The state of New York wants to require private schools to mirror public school education and now a predictable legal clash is under way over that demand.
California-based Pacific Justice Institute is representing ultra-Orthodox Jewish parents and rabbis in The Empire State over the Dept. of Education pushing to make private schools “substantiallly equivalent” to a public-school education.
PJI is representing PURITE, or Parents Union for Religious Integrity of Torah Education, which has already sued over the education rules.
PURITE is concerned the proposed regulations would punish Hasidic Jews, a tight-knight community of Jews known for wearing traditional clothing, and for close study of the Torah and Talmud in the classroom.

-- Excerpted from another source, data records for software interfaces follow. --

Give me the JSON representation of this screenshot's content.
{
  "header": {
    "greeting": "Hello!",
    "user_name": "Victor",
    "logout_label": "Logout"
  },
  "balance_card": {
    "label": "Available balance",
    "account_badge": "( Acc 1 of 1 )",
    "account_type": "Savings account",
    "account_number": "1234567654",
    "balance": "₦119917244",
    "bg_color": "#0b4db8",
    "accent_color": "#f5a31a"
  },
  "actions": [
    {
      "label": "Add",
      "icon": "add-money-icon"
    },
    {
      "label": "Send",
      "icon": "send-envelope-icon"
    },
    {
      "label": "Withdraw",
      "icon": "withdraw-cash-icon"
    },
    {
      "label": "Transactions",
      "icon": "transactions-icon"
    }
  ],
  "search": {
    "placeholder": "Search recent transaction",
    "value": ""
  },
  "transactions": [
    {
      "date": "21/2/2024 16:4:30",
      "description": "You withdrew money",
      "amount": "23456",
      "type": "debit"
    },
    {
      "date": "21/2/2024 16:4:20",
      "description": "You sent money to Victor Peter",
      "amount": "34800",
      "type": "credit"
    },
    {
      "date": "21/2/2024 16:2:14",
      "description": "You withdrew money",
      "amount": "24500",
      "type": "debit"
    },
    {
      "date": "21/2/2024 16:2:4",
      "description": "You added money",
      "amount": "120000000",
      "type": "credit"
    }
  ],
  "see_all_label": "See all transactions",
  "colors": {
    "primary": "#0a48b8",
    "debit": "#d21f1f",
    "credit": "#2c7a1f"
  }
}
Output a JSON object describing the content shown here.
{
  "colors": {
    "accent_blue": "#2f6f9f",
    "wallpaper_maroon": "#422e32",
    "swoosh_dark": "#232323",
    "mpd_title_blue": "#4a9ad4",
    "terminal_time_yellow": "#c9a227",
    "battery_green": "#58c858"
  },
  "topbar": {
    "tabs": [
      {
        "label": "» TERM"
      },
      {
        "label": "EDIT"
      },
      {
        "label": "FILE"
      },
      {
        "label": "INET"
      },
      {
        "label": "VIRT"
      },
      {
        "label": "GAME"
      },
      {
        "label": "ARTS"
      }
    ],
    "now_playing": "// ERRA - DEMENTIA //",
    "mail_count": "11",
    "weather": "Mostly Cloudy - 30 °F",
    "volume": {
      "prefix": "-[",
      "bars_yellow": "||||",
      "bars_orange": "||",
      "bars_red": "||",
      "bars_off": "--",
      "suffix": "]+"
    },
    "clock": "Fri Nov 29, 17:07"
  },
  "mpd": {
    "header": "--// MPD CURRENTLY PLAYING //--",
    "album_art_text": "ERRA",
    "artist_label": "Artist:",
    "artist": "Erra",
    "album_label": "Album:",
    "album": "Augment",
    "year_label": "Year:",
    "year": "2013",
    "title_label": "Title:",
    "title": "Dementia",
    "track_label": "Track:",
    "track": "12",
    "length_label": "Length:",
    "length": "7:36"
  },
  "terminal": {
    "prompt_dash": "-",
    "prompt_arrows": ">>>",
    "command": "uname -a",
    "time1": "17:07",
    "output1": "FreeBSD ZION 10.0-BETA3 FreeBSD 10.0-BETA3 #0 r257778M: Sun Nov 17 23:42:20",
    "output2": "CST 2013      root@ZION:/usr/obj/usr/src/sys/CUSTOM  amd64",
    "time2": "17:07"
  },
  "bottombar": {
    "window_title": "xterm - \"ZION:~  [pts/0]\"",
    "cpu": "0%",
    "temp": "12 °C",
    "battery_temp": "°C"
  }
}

PJI attorney Kevin Snider sent a letter defending PURITE to the New York Dept. of Education, which was accepting public comments about its proposed rule.
"This is very important from both a parental rights perspective over the education of children as well as from a religious freedom perspective from overt government persecution,” says PJI president Brad Dacus.
Dacus says the U.S. Supreme Court has already ruled in a similar case, when a 1972 ruling overturned the fines imposed on Amish and Mennonite parents in a Wisconsin case.
An in-depth story about New York state's education dispute, published at website Education Next, reports the conflict dates back years even though Jewish schools outperform public schools in the state.
The Hasidic schools are under more scrutiny due to the intense focus on Jewish scripture, leaving them open to accusations that math and English are not a priority, the story reported.
A lawsuit filed earlier this year by PURITE ended in defeat for New York's education officials who vowed to push forward over determining what "substantially equivalent" means in state law according to the story.
If the Hasidic education is not protected, Dacus warns, then Christian schools and other faith-based institutions could find themselves failing to comply with future mandates from New York education officials.
PJI welcomes other private schools in New York to contact the law firm over the proposed rules.